The browser or device you are using is out of date. It has known security flaws and a limited feature set. You will not see all the features of some websites. Please update your browser. A list of the most popular browsers can be found below.
In this photo released by the Syrian official news agency SANA, Syrian President Bashar al-Assad delivers a speech in Damascus, Syria, Sunday, July 26, 2015.
SANA / AP
Syria’s embattled president admits military shortage
President Bashar al-Assad vows to win civil war while admitting military has lost territory because of troop shortage
July 26, 201510:19AM ET
In his first public address in a year, embattled Syrian President Bashar al-Assad vowed Sunday to win his country's long-running civil war while acknowledging his troops have lost territory because of a manpower shortage.
Assad's speech, while confident, came in the fifth year of a conflict pitting his forces against rebels and hard-line groups, including the Islamic State in Iraq and the Levant (ISIL). Turkey, which has long backed the rebels, has begun striking ISIL and Kurdish fighters battling the group, adding a layer of complexity to a brutal war with no end in sight.
Assad's speech, televised Sunday morning, given to local dignitaries in the Syrian capital, Damascus, was his first public address since he was sworn in for a third, seven-year term in July last year. Assad has given interviews to several Arab and international media outlets in the meantime.
Assad acknowledged that his generals have had to move forces from one front to another in order to protect areas that are militarily, politically or economically important. He added that the loss of some areas to rebels has led to "frustration" among Syrians.
Those losses could be partially offset by greater support from the government's key ally, Iran, now that Tehran has agreed to a nuclear deal with world powers that would see international sanctions lifted.
"We are not collapsing. We are steadfast and will achieve victory," said Assad, who was interrupted several times by applause. "Defeat does not exist in the dictionary of the Syrian Arab army."
He tried to justify the loss of some areas, including Idlib. Government-allied forces, including fighters from the Lebanese armed group Hezbollah and Iranian advisers, control a little less than half of Syria's 71,400 square miles.
"It was necessary to specify critical areas for our armed forces to hang on to," Assad said. "Concern for our soldiers forces us to let go of some areas."
"When we concentrate our forces in an important area, what happens is that we bring reinforcements, but this is usually at the expense of other areas," he said. "Sometimes we have to abandon some areas in order to transfer these forces to the area that we want to hold."
"There is a shortage of manpower," Assad said. "I don't want to give a dark image that hostile media will use to say that the president is saying that people are not joining the army."
He said that in recent months, mostly in April and May, the number of people joining the army has increased. He added, "Every inch of Syria is precious."
The government announced a general amnesty for army deserters and draft dodgers Saturday. There are thousands of army deserters in and outside Syria, many of whom have gone on to fight with rebels.
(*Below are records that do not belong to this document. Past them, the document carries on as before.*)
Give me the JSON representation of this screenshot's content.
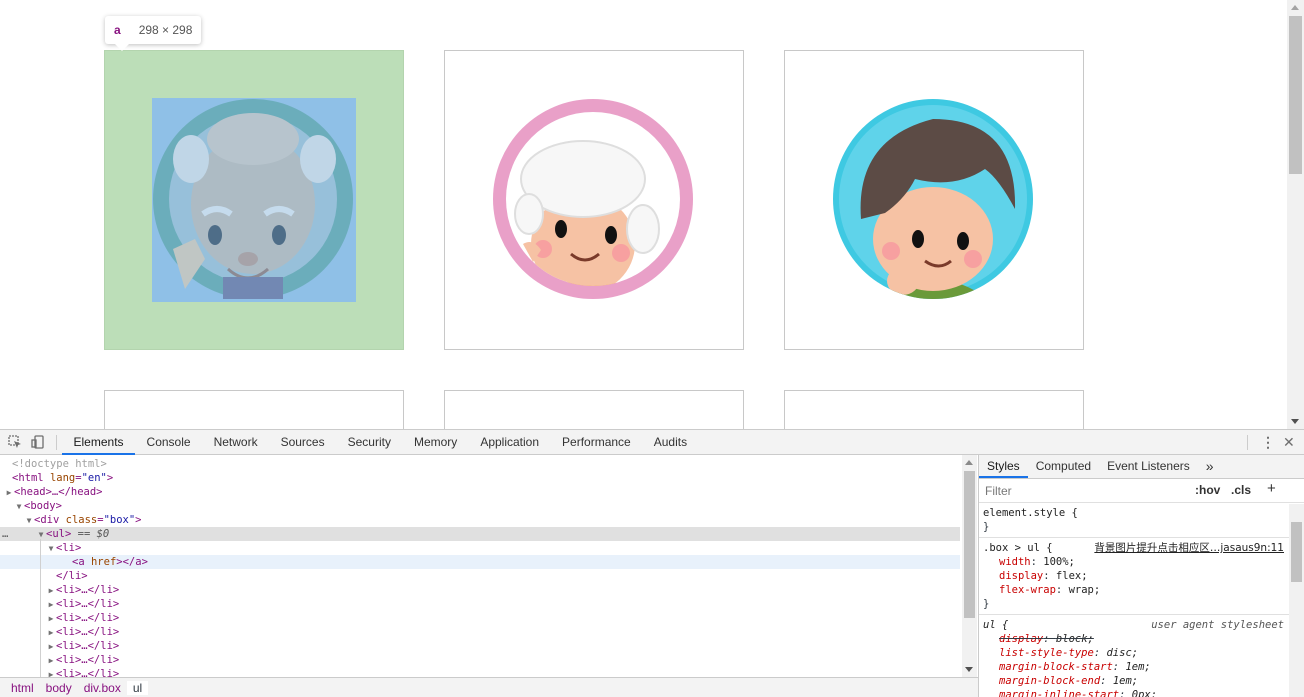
{
  "page": {
    "tooltip": {
      "tag": "a",
      "dims": "298 × 298"
    },
    "cards": [
      {
        "name": "old-man-avatar",
        "state": "highlighted"
      },
      {
        "name": "grandmother-avatar",
        "state": "normal"
      },
      {
        "name": "boy-avatar",
        "state": "normal"
      }
    ],
    "colors": {
      "highlight_margin": "#bcdeb8",
      "highlight_content": "#8fc0e7",
      "pink_ring": "#e9a0c8",
      "blue_ring": "#3ec9e2",
      "teal_ring": "#6bb8b2"
    }
  },
  "devtools": {
    "tabs": [
      "Elements",
      "Console",
      "Network",
      "Sources",
      "Security",
      "Memory",
      "Application",
      "Performance",
      "Audits"
    ],
    "active_tab": "Elements",
    "dom": {
      "doctype": "<!doctype html>",
      "html_tag": "html",
      "html_attr": "lang",
      "html_val": "\"en\"",
      "head_collapsed": "<head>…</head>",
      "body_open": "<body>",
      "div_tag": "div",
      "div_attr": "class",
      "div_val": "\"box\"",
      "ul_open": "<ul>",
      "ul_marker": "== $0",
      "li_open": "<li>",
      "a_tag": "a",
      "a_attr": "href",
      "a_close": "</a>",
      "li_close": "</li>",
      "li_collapsed": "<li>…</li>"
    },
    "breadcrumb": [
      "html",
      "body",
      "div.box",
      "ul"
    ],
    "styles": {
      "tabs": [
        "Styles",
        "Computed",
        "Event Listeners"
      ],
      "more": "»",
      "filter_placeholder": "Filter",
      "hov": ":hov",
      "cls": ".cls",
      "plus": "+",
      "element_style": "element.style {",
      "close_brace": "}",
      "rule1_selector": ".box > ul {",
      "rule1_source": "背景图片提升点击相应区…jasaus9n:11",
      "rule1_props": [
        {
          "name": "width",
          "value": "100%;"
        },
        {
          "name": "display",
          "value": "flex;"
        },
        {
          "name": "flex-wrap",
          "value": "wrap;"
        }
      ],
      "rule2_selector": "ul {",
      "rule2_source": "user agent stylesheet",
      "rule2_props": [
        {
          "name": "display",
          "value": "block;",
          "struck": true
        },
        {
          "name": "list-style-type",
          "value": "disc;"
        },
        {
          "name": "margin-block-start",
          "value": "1em;"
        },
        {
          "name": "margin-block-end",
          "value": "1em;"
        },
        {
          "name": "margin-inline-start",
          "value": "0px;"
        }
      ]
    }
  }
}
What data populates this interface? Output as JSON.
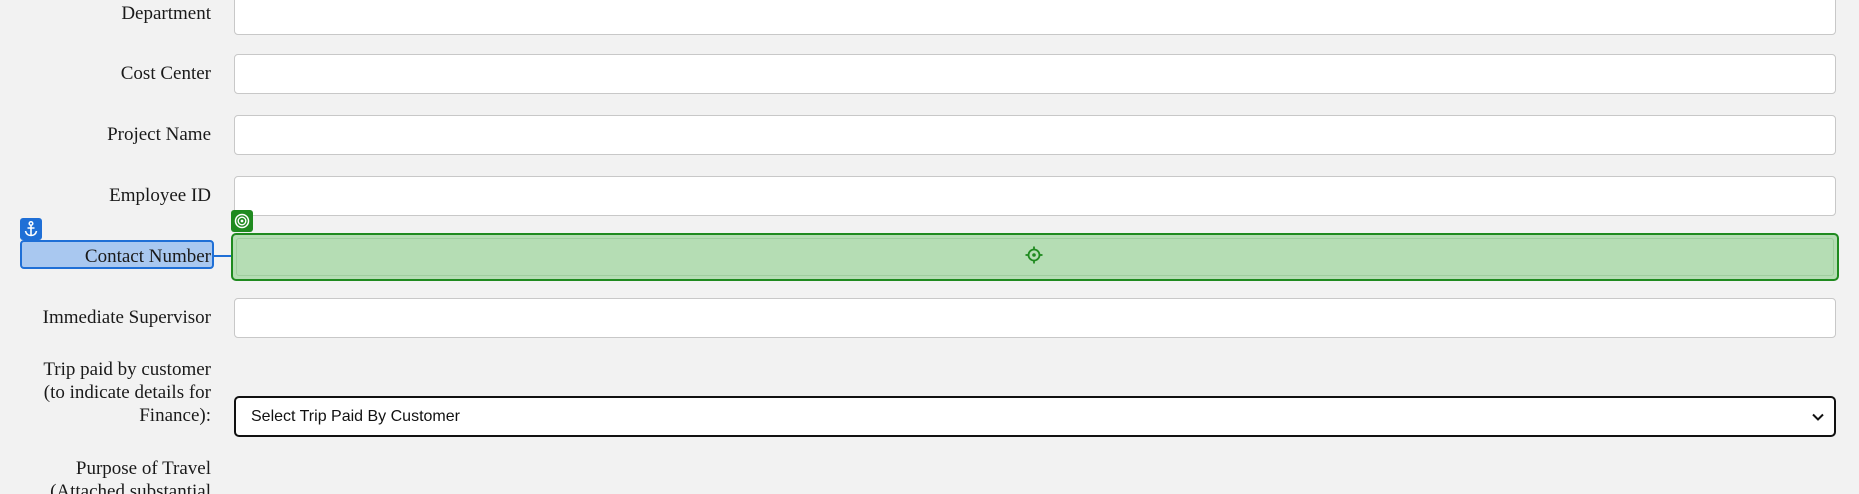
{
  "form": {
    "fields": [
      {
        "label": "Department",
        "value": ""
      },
      {
        "label": "Cost Center",
        "value": ""
      },
      {
        "label": "Project Name",
        "value": ""
      },
      {
        "label": "Employee ID",
        "value": ""
      },
      {
        "label": "Contact Number",
        "value": ""
      },
      {
        "label": "Immediate Supervisor",
        "value": ""
      }
    ],
    "trip_paid": {
      "label_lines": [
        "Trip paid by customer",
        "(to indicate details for",
        "Finance):"
      ],
      "selected": "Select Trip Paid By Customer"
    },
    "purpose": {
      "label_lines": [
        "Purpose of Travel",
        "(Attached substantial"
      ]
    }
  },
  "overlay": {
    "label_color": "#1f6fd6",
    "field_color": "#1f8a1f",
    "label_badge_icon": "anchor-icon",
    "field_badge_icon": "target-ring-icon",
    "field_center_icon": "crosshair-icon"
  }
}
Many young men have fled the country to avoid military conscription.
Assad has issued similar amnesties for criminals but has not released any of the thousands of political prisoners believed to be in Syria's prisons.
The British-based Syrian Observatory for Human Rights recently reported that at least 49,100 troops and 32,500 pro-government gunmen have been killed since the uprising began in March 2011.
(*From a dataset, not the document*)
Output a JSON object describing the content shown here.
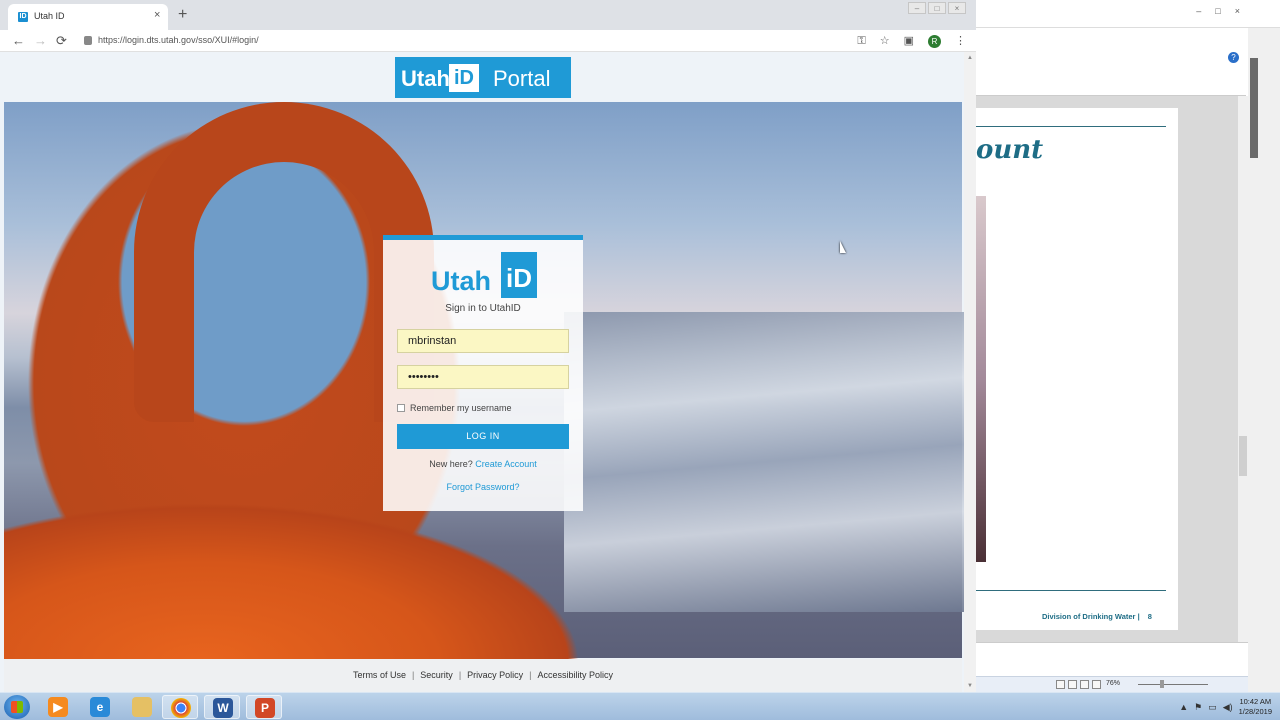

The group, which gathers information from activists in Syria, says there are some 70,000 draft dodgers in government-controlled areas alone.
Last month Syria's prime minister called on young men to fulfill their mandatory military service obligation, promising better pay for troops on the front lines as well as one hot meal a day.
Assad said his government did not want war "but when it was imposed on us, the Syrian Arab army repelled the terrorists everywhere." He refers to all those fighting his rule as terrorists.
The U.S. has begun training some moderate rebels who oppose Assad, but hard-line groups have had the most success against his forces. ISIL holds about a third of Syria and neighboring Iraq in its self-declared caliphate.
Speaking about political dialogue, Assad said any initiative that is not based on fighting "terrorism" would be "hollow" and "meaningless."